Uber has launched new services including food delivery to luxury cars hiring to cater more customers amid pressure from authorities. Uber is having a bumpy ride in Hong Kong so long as Uber can change the mind of authorities to adopt new technology.
Airbnb: short-term accommodation sharing
Airbnb, a worldwide platform which enables homeowners to rent short-term accommodation to travellers, is mainly used as an alternative to rent hotels and guest houses.
However, Hong Kong government spokesman says premises offering accommodation for a fee for any period less than 28 days must be licensed under the Hotel and Guesthouse Accommodation Ordinance. In spite of merely 15 case of prosecutions were recorded last year, Hong Kong subletting property listing on Airbnb is slashed to around 300, comparing to over 6000 last year.
By the number of prosecutions, Hong Kong authorities act more tolerant to this new technology and business models, so as the hotel and accommodation industry does.
However, the government is studying possible amendments to the Hotel and Guesthouse Accommodation Ordinance to against those “short-term tenancy” rental platforms. One of the possible amendment is the use of online images as prima facie evidence for submission to the court to charge the participating lessor, the online platforms, and even the tenant or guest.
Short-term tenancy has been happening for years, travellers have strong demand for guest houses in Hong Kong. So long as Hong Kong is still an attraction to tourists, there is no solution to wipe out this traveller-friendly accommodation.
If the government passes the legal amendment, the platforms may lose its users who are fear of the punishment. But lessors and tenants are able to use social media to reach and pair up, forcing all the transactions go secrecy. Without a transparent platform for travellers and lessors to compare and compete, it has negative impact to the guest houses quality in aspect of safety, privacy and price.
Gobee.bike: bike-rental services
Free space in public area is very limited, and bike-riding seems as recreational activities more than transport in view of policy makers. Gobee.bike, the leading operator of shared-bike, has deployed around 2400 smart bikes mainly in new towns for riders to rent their bikes by simply scanning a QR code on it by their smartphone anytime and park the bikes anywhere they like.
The spread of these smart bikes occupied not only scarce bicycle parking space but also sidewalk, drawing complaints of illegal parking from residents.
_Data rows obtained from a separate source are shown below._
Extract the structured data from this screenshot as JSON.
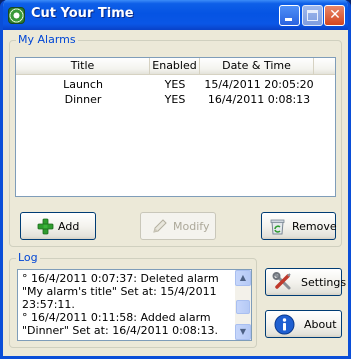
{
  "window": {
    "title": "Cut Your Time",
    "min_glyph": "",
    "max_glyph": "",
    "close_glyph": "✕"
  },
  "alarms": {
    "group_label": "My Alarms",
    "columns": [
      "Title",
      "Enabled",
      "Date & Time"
    ],
    "rows": [
      {
        "title": "Launch",
        "enabled": "YES",
        "datetime": "15/4/2011 20:05:20"
      },
      {
        "title": "Dinner",
        "enabled": "YES",
        "datetime": "16/4/2011 0:08:13"
      }
    ]
  },
  "buttons": {
    "add": "Add",
    "modify": "Modify",
    "remove": "Remove",
    "settings": "Settings",
    "about": "About"
  },
  "log": {
    "group_label": "Log",
    "text": "° 16/4/2011 0:07:37: Deleted alarm \"My alarm's title\" Set at: 15/4/2011 23:57:11.\n° 16/4/2011 0:11:58: Added alarm \"Dinner\" Set at: 16/4/2011 0:08:13."
  },
  "icons": {
    "app": "alarm-clock-icon",
    "add": "plus-icon",
    "modify": "pencil-icon",
    "remove": "recycle-bin-icon",
    "settings": "tools-icon",
    "about": "info-icon"
  },
  "colors": {
    "titlebar": "#0554e3",
    "group_label": "#0046d5",
    "window_bg": "#ece9d8"
  }
}
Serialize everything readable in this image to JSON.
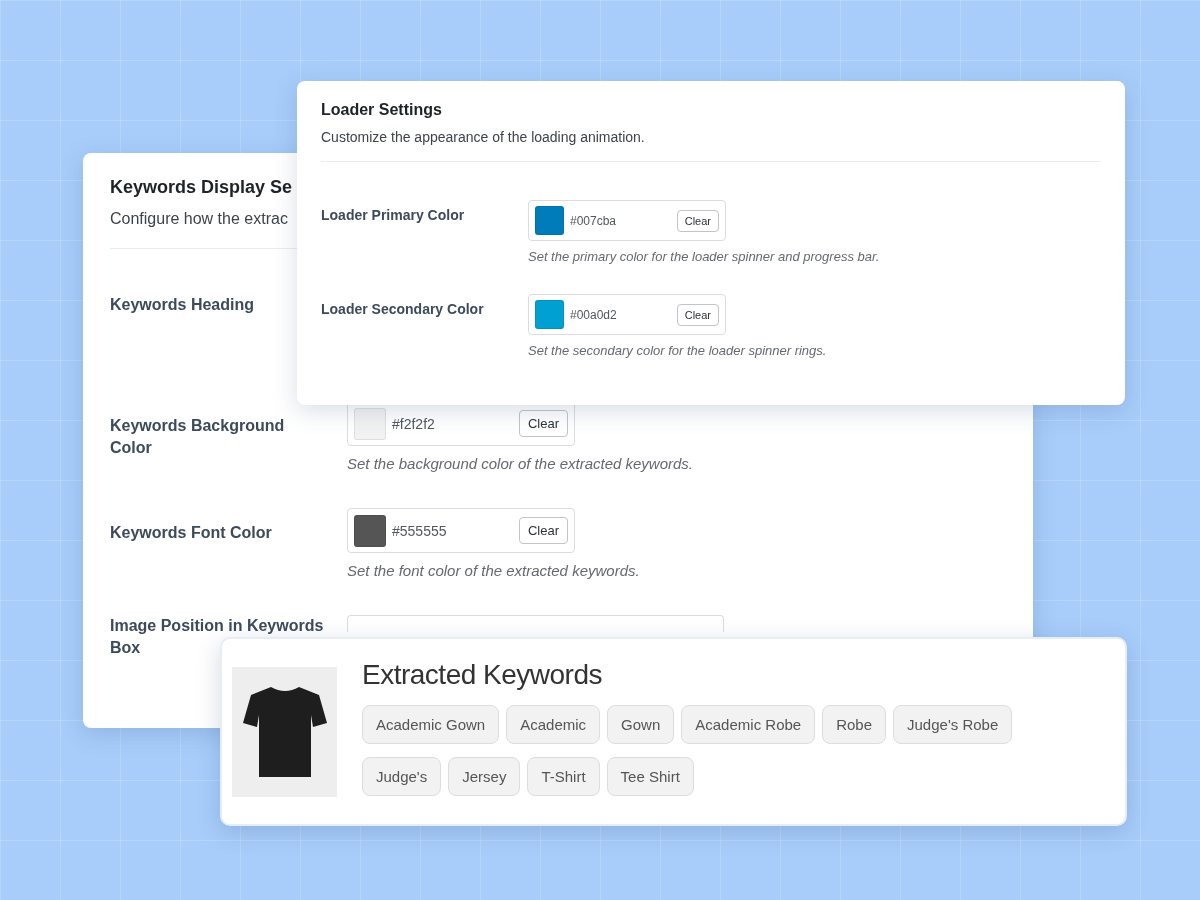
{
  "keywords_settings": {
    "title": "Keywords Display Se",
    "description": "Configure how the extrac",
    "fields": [
      {
        "kind": "plain",
        "label": "Keywords Heading"
      },
      {
        "kind": "color",
        "label": "Keywords Background Color",
        "value": "#f2f2f2",
        "button": "Clear",
        "hint": "Set the background color of the extracted keywords."
      },
      {
        "kind": "color",
        "label": "Keywords Font Color",
        "value": "#555555",
        "button": "Clear",
        "hint": "Set the font color of the extracted keywords."
      },
      {
        "kind": "select",
        "label": "Image Position in Keywords Box"
      }
    ]
  },
  "loader_settings": {
    "title": "Loader Settings",
    "description": "Customize the appearance of the loading animation.",
    "fields": [
      {
        "kind": "color",
        "label": "Loader Primary Color",
        "value": "#007cba",
        "button": "Clear",
        "hint": "Set the primary color for the loader spinner and progress bar."
      },
      {
        "kind": "color",
        "label": "Loader Secondary Color",
        "value": "#00a0d2",
        "button": "Clear",
        "hint": "Set the secondary color for the loader spinner rings."
      }
    ]
  },
  "keywords_preview": {
    "title": "Extracted Keywords",
    "keywords": [
      "Academic Gown",
      "Academic",
      "Gown",
      "Academic Robe",
      "Robe",
      "Judge's Robe",
      "Judge's",
      "Jersey",
      "T-Shirt",
      "Tee Shirt"
    ]
  }
}
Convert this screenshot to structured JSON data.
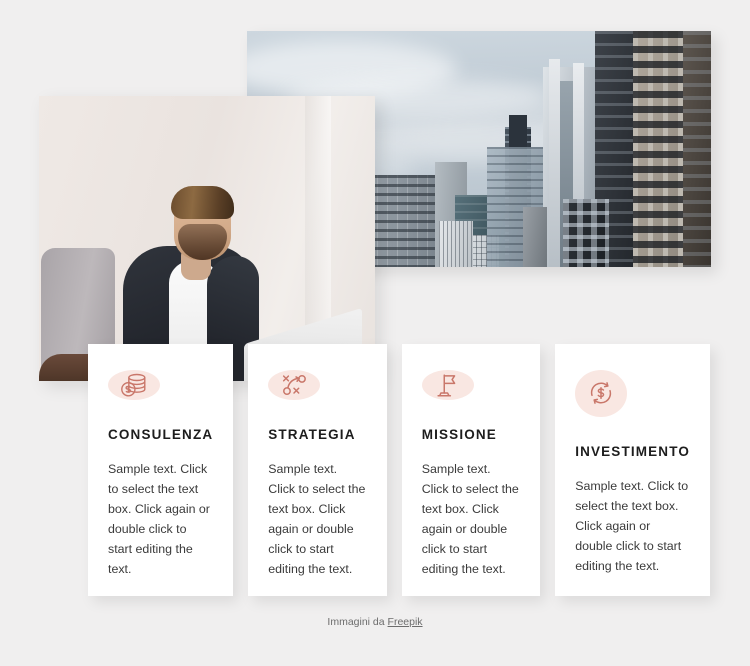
{
  "page": {
    "background_color": "#f0efef",
    "accent_color": "#c9776a",
    "icon_circle_color": "#f9e7e2",
    "card_background": "#ffffff"
  },
  "media": [
    {
      "name": "buildings-photo",
      "alt": "City skyline with modern office skyscrapers under an overcast sky"
    },
    {
      "name": "businessman-photo",
      "alt": "Bearded businessman in a dark blazer working on a laptop"
    }
  ],
  "cards": [
    {
      "icon": "coins-stack-icon",
      "title": "CONSULENZA",
      "text": "Sample text. Click to select the text box. Click again or double click to start editing the text."
    },
    {
      "icon": "strategy-playbook-icon",
      "title": "STRATEGIA",
      "text": "Sample text. Click to select the text box. Click again or double click to start editing the text."
    },
    {
      "icon": "flag-icon",
      "title": "MISSIONE",
      "text": "Sample text. Click to select the text box. Click again or double click to start editing the text."
    },
    {
      "icon": "money-exchange-icon",
      "title": "INVESTIMENTO",
      "text": "Sample text. Click to select the text box. Click again or double click to start editing the text."
    }
  ],
  "footer": {
    "prefix": "Immagini da",
    "link_label": "Freepik"
  }
}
Following that, the government seized 23 bikes parked on public area owned by the company
Since the deployment of first smart bike on street, the debate over the concept of shared bike is ignited. Unlike Uber, Gobee.bike owns every smart bike and the firm takes all the rental fee from users, people argue that the concept of sharing economy does not apply in this business model as these bikes are not originally under-utilized resource in the hand of users, and the bikes using up extra resource (i.e. road space) is an act of intervention to public interest.
Moreover, for residents who have their own bike, the smart bikes compete with limited parking space; Brick-and-mortar bike-rental shops vow Gobee.bike runs bike-rental business without paying for heavy rental cost of the outlets, it is an unfair game (to them).
New mobile technology allows users to access the shared bikes in app anytime. It is the next wave of advancement in public transport, people can access the bikes when and where they need at an affordable cost, so people do not need to own their bikes for transportation.
When Gobee.bike is promoting cycling on shared bikes as a “the faster, smarter and more environmentally friendly way to get around town”, cycling routes and parking space are not ready to bear surge of bike users, thus causing frictions among other road users and bike suppliers.